Action item: Print back every record below, exactly as it stands.

Information:

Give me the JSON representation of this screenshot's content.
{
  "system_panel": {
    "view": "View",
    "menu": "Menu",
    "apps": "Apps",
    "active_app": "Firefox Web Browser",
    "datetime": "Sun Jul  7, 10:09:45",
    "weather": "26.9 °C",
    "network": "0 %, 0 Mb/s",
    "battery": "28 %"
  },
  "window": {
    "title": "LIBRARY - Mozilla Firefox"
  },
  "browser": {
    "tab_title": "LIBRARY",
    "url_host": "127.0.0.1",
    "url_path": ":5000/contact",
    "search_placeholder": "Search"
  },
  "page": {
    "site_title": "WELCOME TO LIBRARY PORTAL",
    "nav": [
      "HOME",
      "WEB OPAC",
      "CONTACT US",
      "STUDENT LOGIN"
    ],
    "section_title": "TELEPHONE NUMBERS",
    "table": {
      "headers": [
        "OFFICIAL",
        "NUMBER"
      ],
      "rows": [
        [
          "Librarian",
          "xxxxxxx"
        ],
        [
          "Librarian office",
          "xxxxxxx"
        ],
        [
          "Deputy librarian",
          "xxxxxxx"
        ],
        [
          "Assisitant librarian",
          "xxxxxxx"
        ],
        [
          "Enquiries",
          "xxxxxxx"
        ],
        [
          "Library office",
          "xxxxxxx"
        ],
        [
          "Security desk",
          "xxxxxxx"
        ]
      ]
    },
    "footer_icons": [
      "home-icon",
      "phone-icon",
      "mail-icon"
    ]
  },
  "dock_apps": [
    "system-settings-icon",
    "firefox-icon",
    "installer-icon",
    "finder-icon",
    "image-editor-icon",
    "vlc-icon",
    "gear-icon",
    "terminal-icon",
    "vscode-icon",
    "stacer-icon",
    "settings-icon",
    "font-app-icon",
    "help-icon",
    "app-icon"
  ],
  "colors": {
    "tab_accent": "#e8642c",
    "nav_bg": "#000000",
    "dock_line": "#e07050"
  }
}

Exercise solution:
Give me the JSON representation of this screenshot's content.
{
  "system_panel": {
    "view": "View",
    "menu": "Menu",
    "apps": "Apps",
    "active_app": "Firefox Web Browser",
    "datetime": "Sun Jul  7, 10:09:45",
    "weather": "26.9 °C",
    "network": "0 %, 0 Mb/s",
    "battery": "28 %"
  },
  "window": {
    "title": "LIBRARY - Mozilla Firefox"
  },
  "browser": {
    "tab_title": "LIBRARY",
    "url_host": "127.0.0.1",
    "url_path": ":5000/contact",
    "search_placeholder": "Search"
  },
  "page": {
    "site_title": "WELCOME TO LIBRARY PORTAL",
    "nav": [
      "HOME",
      "WEB OPAC",
      "CONTACT US",
      "STUDENT LOGIN"
    ],
    "section_title": "TELEPHONE NUMBERS",
    "table": {
      "headers": [
        "OFFICIAL",
        "NUMBER"
      ],
      "rows": [
        [
          "Librarian",
          "xxxxxxx"
        ],
        [
          "Librarian office",
          "xxxxxxx"
        ],
        [
          "Deputy librarian",
          "xxxxxxx"
        ],
        [
          "Assisitant librarian",
          "xxxxxxx"
        ],
        [
          "Enquiries",
          "xxxxxxx"
        ],
        [
          "Library office",
          "xxxxxxx"
        ],
        [
          "Security desk",
          "xxxxxxx"
        ]
      ]
    },
    "footer_icons": [
      "home-icon",
      "phone-icon",
      "mail-icon"
    ]
  },
  "dock_apps": [
    "system-settings-icon",
    "firefox-icon",
    "installer-icon",
    "finder-icon",
    "image-editor-icon",
    "vlc-icon",
    "gear-icon",
    "terminal-icon",
    "vscode-icon",
    "stacer-icon",
    "settings-icon",
    "font-app-icon",
    "help-icon",
    "app-icon"
  ],
  "colors": {
    "tab_accent": "#e8642c",
    "nav_bg": "#000000",
    "dock_line": "#e07050"
  }
}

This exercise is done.